About this task
From the first entry to the last, repeat them all exactly.
-- Records shown follows --
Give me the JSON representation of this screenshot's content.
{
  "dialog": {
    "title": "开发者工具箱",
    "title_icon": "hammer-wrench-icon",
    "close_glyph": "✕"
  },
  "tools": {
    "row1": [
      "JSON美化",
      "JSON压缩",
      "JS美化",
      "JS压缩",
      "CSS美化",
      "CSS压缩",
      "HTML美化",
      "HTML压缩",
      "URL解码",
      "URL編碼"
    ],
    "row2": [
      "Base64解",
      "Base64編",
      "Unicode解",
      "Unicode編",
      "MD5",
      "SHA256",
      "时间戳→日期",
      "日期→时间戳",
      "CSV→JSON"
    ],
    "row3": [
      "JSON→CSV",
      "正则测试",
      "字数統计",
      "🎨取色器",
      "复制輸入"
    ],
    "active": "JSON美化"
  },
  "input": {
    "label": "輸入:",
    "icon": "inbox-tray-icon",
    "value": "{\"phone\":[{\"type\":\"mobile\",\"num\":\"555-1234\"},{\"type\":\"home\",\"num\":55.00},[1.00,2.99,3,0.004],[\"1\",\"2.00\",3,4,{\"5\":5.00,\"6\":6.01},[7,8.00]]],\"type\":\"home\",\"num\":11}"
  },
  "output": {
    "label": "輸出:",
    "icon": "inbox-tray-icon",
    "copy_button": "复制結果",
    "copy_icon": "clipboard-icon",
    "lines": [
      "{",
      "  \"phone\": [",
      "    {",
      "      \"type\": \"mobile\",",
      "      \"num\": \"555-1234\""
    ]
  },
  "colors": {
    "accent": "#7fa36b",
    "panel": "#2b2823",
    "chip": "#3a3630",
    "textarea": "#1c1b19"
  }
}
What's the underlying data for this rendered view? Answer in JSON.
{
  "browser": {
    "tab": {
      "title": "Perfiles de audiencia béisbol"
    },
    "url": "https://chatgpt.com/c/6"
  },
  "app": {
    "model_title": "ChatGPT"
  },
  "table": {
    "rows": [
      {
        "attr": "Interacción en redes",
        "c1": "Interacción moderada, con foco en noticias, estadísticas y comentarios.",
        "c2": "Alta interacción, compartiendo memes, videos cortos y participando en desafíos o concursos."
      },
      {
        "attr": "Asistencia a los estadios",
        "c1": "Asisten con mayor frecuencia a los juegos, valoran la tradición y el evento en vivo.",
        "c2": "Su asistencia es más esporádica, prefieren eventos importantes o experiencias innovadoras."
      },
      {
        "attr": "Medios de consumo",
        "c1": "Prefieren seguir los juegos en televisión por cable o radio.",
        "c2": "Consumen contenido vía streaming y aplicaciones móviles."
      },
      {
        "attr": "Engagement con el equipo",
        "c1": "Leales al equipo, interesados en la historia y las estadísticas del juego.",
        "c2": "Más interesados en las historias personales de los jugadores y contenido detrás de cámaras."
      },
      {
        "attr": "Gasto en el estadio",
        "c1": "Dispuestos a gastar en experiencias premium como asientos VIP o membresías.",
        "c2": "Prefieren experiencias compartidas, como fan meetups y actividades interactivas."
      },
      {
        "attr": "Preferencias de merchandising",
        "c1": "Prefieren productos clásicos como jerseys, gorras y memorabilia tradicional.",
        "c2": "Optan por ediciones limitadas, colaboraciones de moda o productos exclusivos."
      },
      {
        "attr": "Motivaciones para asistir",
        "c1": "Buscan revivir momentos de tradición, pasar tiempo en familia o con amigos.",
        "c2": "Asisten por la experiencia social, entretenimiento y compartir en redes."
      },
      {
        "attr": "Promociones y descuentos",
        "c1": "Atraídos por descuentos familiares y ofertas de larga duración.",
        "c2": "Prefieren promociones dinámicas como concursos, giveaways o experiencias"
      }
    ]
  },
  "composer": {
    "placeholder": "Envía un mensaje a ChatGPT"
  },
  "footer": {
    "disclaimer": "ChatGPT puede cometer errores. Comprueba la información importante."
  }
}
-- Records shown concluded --
Exercise solution
Give me the JSON representation of this screenshot's content.
{
  "dialog": {
    "title": "开发者工具箱",
    "title_icon": "hammer-wrench-icon",
    "close_glyph": "✕"
  },
  "tools": {
    "row1": [
      "JSON美化",
      "JSON压缩",
      "JS美化",
      "JS压缩",
      "CSS美化",
      "CSS压缩",
      "HTML美化",
      "HTML压缩",
      "URL解码",
      "URL編碼"
    ],
    "row2": [
      "Base64解",
      "Base64編",
      "Unicode解",
      "Unicode編",
      "MD5",
      "SHA256",
      "时间戳→日期",
      "日期→时间戳",
      "CSV→JSON"
    ],
    "row3": [
      "JSON→CSV",
      "正则测试",
      "字数統计",
      "🎨取色器",
      "复制輸入"
    ],
    "active": "JSON美化"
  },
  "input": {
    "label": "輸入:",
    "icon": "inbox-tray-icon",
    "value": "{\"phone\":[{\"type\":\"mobile\",\"num\":\"555-1234\"},{\"type\":\"home\",\"num\":55.00},[1.00,2.99,3,0.004],[\"1\",\"2.00\",3,4,{\"5\":5.00,\"6\":6.01},[7,8.00]]],\"type\":\"home\",\"num\":11}"
  },
  "output": {
    "label": "輸出:",
    "icon": "inbox-tray-icon",
    "copy_button": "复制結果",
    "copy_icon": "clipboard-icon",
    "lines": [
      "{",
      "  \"phone\": [",
      "    {",
      "      \"type\": \"mobile\",",
      "      \"num\": \"555-1234\""
    ]
  },
  "colors": {
    "accent": "#7fa36b",
    "panel": "#2b2823",
    "chip": "#3a3630",
    "textarea": "#1c1b19"
  }
}
What's the underlying data for this rendered view? Answer in JSON.
{
  "browser": {
    "tab": {
      "title": "Perfiles de audiencia béisbol"
    },
    "url": "https://chatgpt.com/c/6"
  },
  "app": {
    "model_title": "ChatGPT"
  },
  "table": {
    "rows": [
      {
        "attr": "Interacción en redes",
        "c1": "Interacción moderada, con foco en noticias, estadísticas y comentarios.",
        "c2": "Alta interacción, compartiendo memes, videos cortos y participando en desafíos o concursos."
      },
      {
        "attr": "Asistencia a los estadios",
        "c1": "Asisten con mayor frecuencia a los juegos, valoran la tradición y el evento en vivo.",
        "c2": "Su asistencia es más esporádica, prefieren eventos importantes o experiencias innovadoras."
      },
      {
        "attr": "Medios de consumo",
        "c1": "Prefieren seguir los juegos en televisión por cable o radio.",
        "c2": "Consumen contenido vía streaming y aplicaciones móviles."
      },
      {
        "attr": "Engagement con el equipo",
        "c1": "Leales al equipo, interesados en la historia y las estadísticas del juego.",
        "c2": "Más interesados en las historias personales de los jugadores y contenido detrás de cámaras."
      },
      {
        "attr": "Gasto en el estadio",
        "c1": "Dispuestos a gastar en experiencias premium como asientos VIP o membresías.",
        "c2": "Prefieren experiencias compartidas, como fan meetups y actividades interactivas."
      },
      {
        "attr": "Preferencias de merchandising",
        "c1": "Prefieren productos clásicos como jerseys, gorras y memorabilia tradicional.",
        "c2": "Optan por ediciones limitadas, colaboraciones de moda o productos exclusivos."
      },
      {
        "attr": "Motivaciones para asistir",
        "c1": "Buscan revivir momentos de tradición, pasar tiempo en familia o con amigos.",
        "c2": "Asisten por la experiencia social, entretenimiento y compartir en redes."
      },
      {
        "attr": "Promociones y descuentos",
        "c1": "Atraídos por descuentos familiares y ofertas de larga duración.",
        "c2": "Prefieren promociones dinámicas como concursos, giveaways o experiencias"
      }
    ]
  },
  "composer": {
    "placeholder": "Envía un mensaje a ChatGPT"
  },
  "footer": {
    "disclaimer": "ChatGPT puede cometer errores. Comprueba la información importante."
  }
}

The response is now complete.